▶ Task brief
Every record that follows is to be copied exactly, with the pictures omitted.

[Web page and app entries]

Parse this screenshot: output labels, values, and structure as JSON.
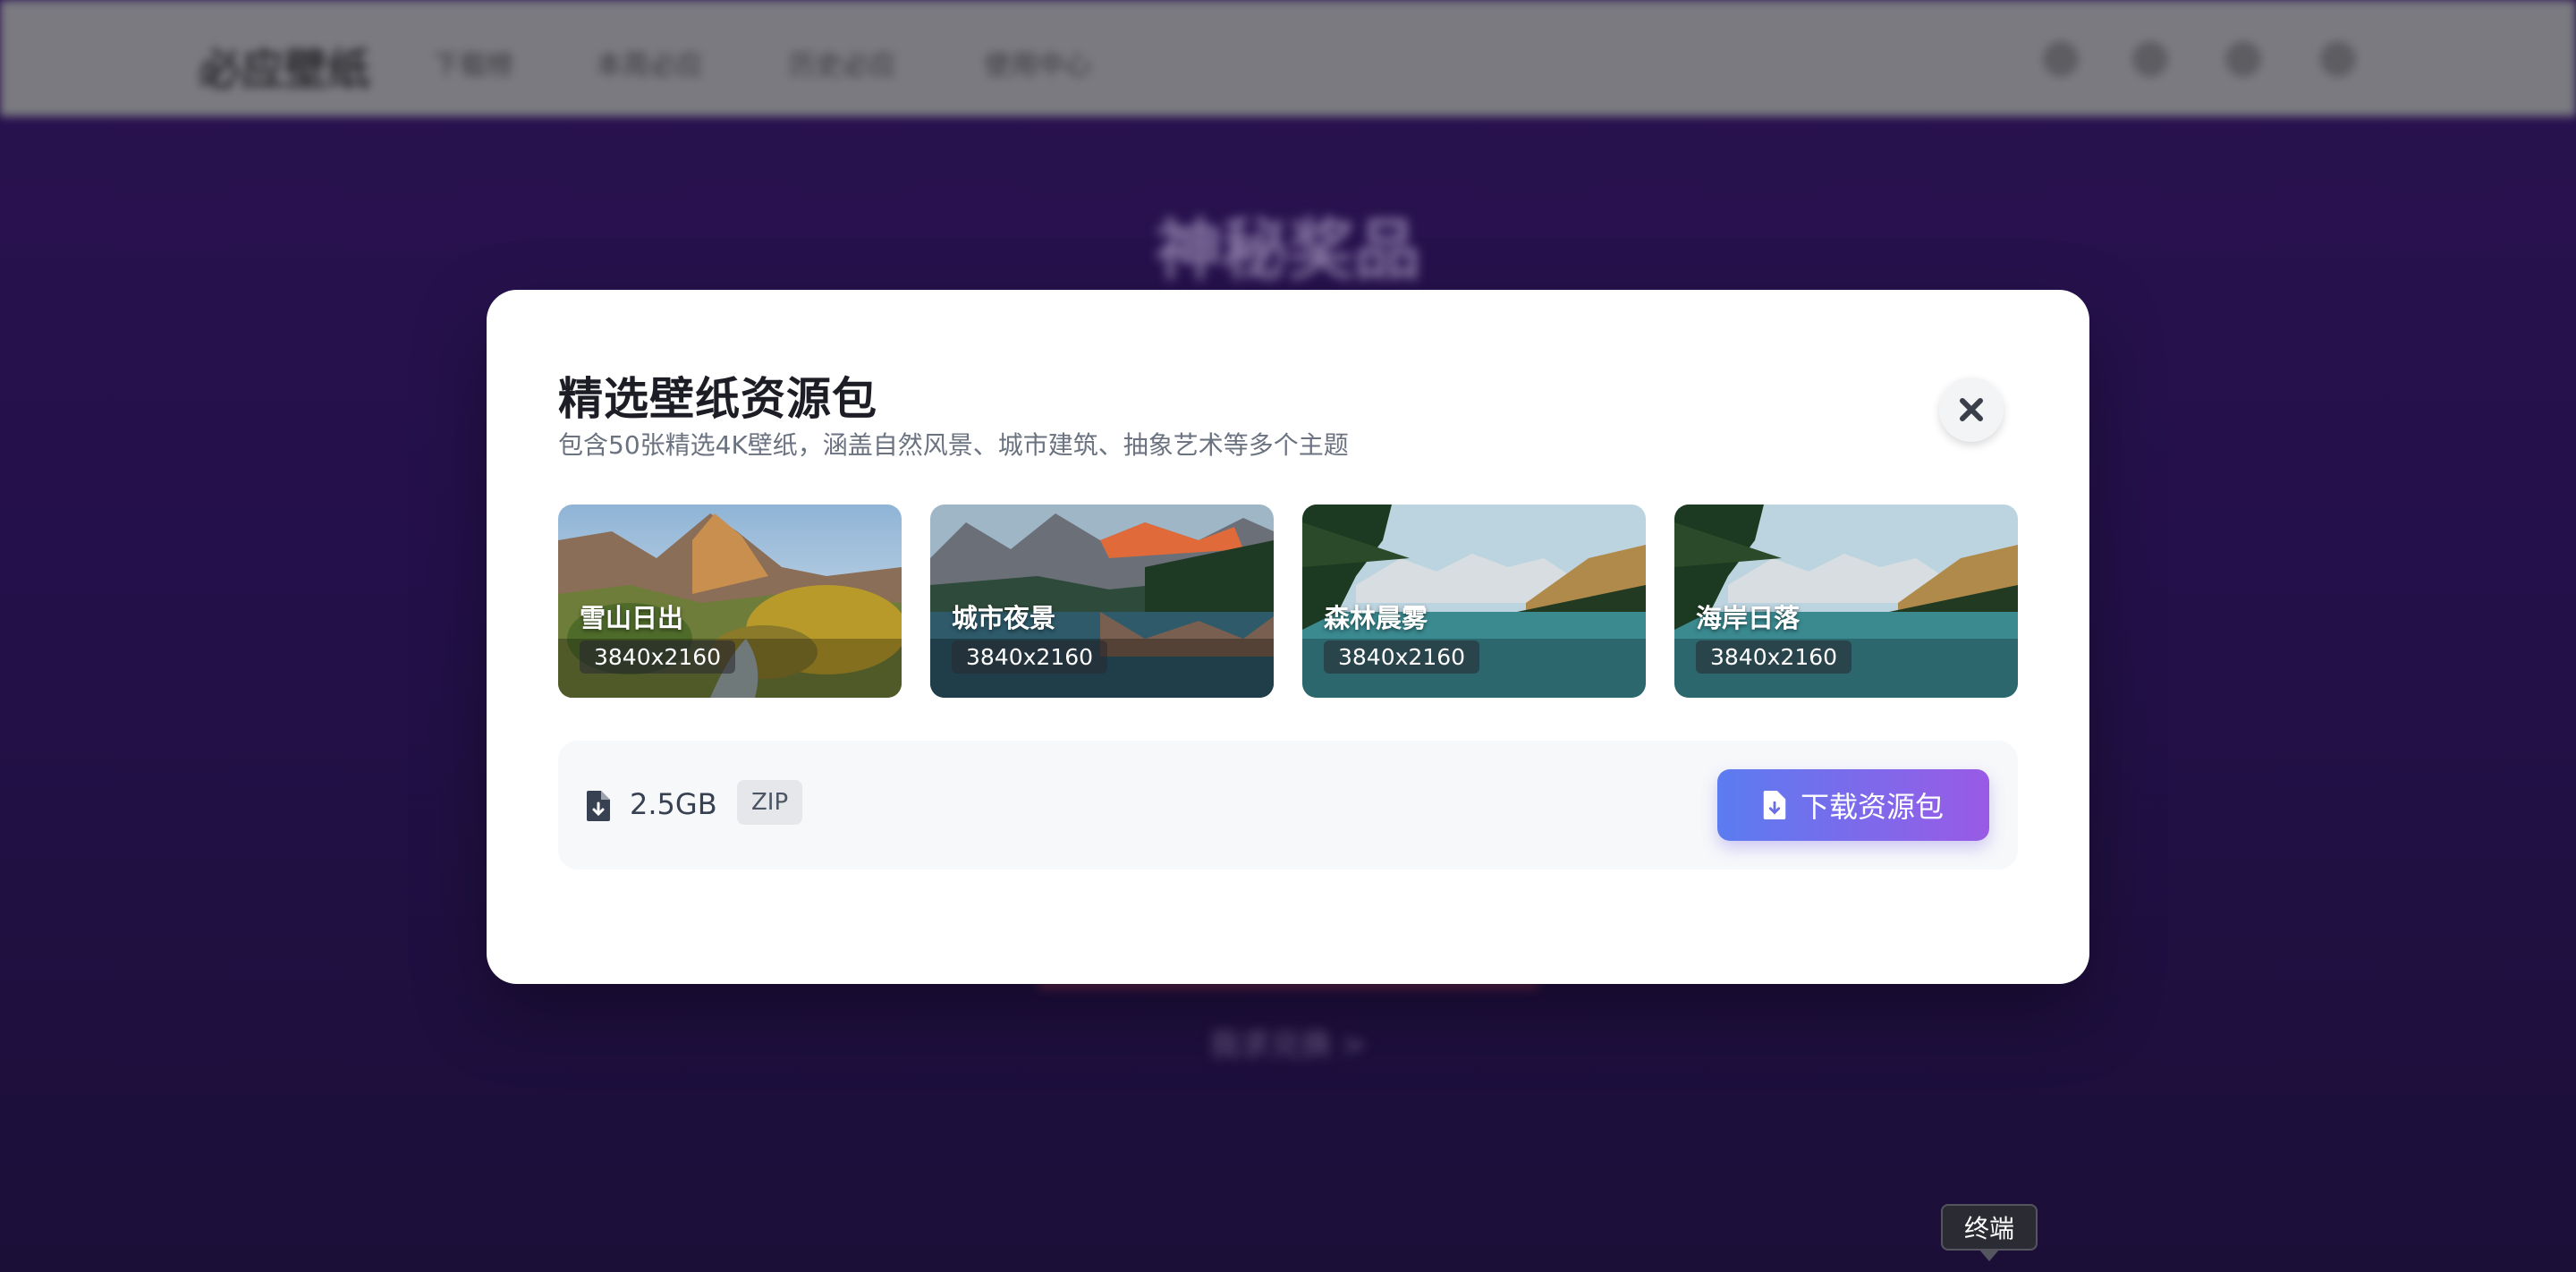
{
  "background_page": {
    "logo": "必应壁纸",
    "nav": [
      "下载榜",
      "本周必应",
      "历史必应",
      "使用中心"
    ],
    "title": "神秘奖品",
    "sub_link": "我求兑换 >"
  },
  "modal": {
    "title": "精选壁纸资源包",
    "description": "包含50张精选4K壁纸，涵盖自然风景、城市建筑、抽象艺术等多个主题",
    "close_icon": "close-icon",
    "thumbnails": [
      {
        "label": "雪山日出",
        "resolution": "3840x2160"
      },
      {
        "label": "城市夜景",
        "resolution": "3840x2160"
      },
      {
        "label": "森林晨雾",
        "resolution": "3840x2160"
      },
      {
        "label": "海岸日落",
        "resolution": "3840x2160"
      }
    ],
    "file_size": "2.5GB",
    "format": "ZIP",
    "download_label": "下载资源包",
    "accent_gradient": [
      "#5b7cf0",
      "#9a5ae6"
    ]
  },
  "tooltip": {
    "text": "终端"
  }
}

▶ Result of this task
Parse this screenshot: output labels, values, and structure as JSON.
{
  "background_page": {
    "logo": "必应壁纸",
    "nav": [
      "下载榜",
      "本周必应",
      "历史必应",
      "使用中心"
    ],
    "title": "神秘奖品",
    "sub_link": "我求兑换 >"
  },
  "modal": {
    "title": "精选壁纸资源包",
    "description": "包含50张精选4K壁纸，涵盖自然风景、城市建筑、抽象艺术等多个主题",
    "close_icon": "close-icon",
    "thumbnails": [
      {
        "label": "雪山日出",
        "resolution": "3840x2160"
      },
      {
        "label": "城市夜景",
        "resolution": "3840x2160"
      },
      {
        "label": "森林晨雾",
        "resolution": "3840x2160"
      },
      {
        "label": "海岸日落",
        "resolution": "3840x2160"
      }
    ],
    "file_size": "2.5GB",
    "format": "ZIP",
    "download_label": "下载资源包",
    "accent_gradient": [
      "#5b7cf0",
      "#9a5ae6"
    ]
  },
  "tooltip": {
    "text": "终端"
  }
}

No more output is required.